how sealed units are normally held in timber frames.)
A common reason for such failures is the inability of water
to drain away from under the sealed unit. Water there freezes
and wrecks the seal. Check that any drain holes are clear of
[email address is not usable -- followup in the newsgroup]
I think you have two options. One is part diy; remove the defective sealed
unit and take it to a double glazing repair firm for repair or replacement,
then install the replacement unit. The other is non-diy; call a double
glazing repair firm to fix the problem.
You should be able to find a local double glazing repair firm in your Yellow
Pages or Thompson Directory. A double glazing repair firm only repairs
faulty windows and doors, they will not try to sell you replacement units as
will a double glazing sales firm.
If you live near Bristol go to Armour Sealed Units as they will make a
new sealed unit for you at a very reasonable price. If not look up
local sealed unit manufacturers on Yell.com or Google. Your unit will
be likely held by timber beads, probably on the inside of the window.
These are generally pinned in place and can be levered off carefully
(paint may make them tricky to release). Take out the old unit and
measure carefully or take to the suppliers. Dry the rebates out and
paint with primer, fit the new unit in with butyl rubber tape (approx
3mm thick) and replace the beads.
HomeOwnersHub.com is a website for homeowners and building and maintenance pros. It is not affiliated with any of the manufacturers or service providers discussed here.

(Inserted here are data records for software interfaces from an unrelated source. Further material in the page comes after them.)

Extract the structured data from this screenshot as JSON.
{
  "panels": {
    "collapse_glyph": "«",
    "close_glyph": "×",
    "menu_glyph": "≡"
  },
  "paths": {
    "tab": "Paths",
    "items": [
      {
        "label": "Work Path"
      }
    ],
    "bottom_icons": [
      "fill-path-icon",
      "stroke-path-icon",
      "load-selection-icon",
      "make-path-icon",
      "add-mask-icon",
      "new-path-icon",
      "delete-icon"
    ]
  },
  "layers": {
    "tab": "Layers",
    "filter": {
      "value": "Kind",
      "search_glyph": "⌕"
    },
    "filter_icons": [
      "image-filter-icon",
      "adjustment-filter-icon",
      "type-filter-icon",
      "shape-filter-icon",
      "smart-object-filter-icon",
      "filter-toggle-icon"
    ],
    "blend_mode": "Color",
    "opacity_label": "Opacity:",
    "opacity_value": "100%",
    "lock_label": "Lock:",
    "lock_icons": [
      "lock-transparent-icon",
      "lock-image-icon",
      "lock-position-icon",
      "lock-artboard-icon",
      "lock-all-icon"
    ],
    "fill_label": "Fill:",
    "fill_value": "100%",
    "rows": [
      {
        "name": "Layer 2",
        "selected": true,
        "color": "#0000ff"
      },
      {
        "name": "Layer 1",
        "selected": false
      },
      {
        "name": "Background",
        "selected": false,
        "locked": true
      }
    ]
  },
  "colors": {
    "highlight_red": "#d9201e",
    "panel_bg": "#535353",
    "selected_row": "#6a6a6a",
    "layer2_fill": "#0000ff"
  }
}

All logos and trade names are the property of their respective owners.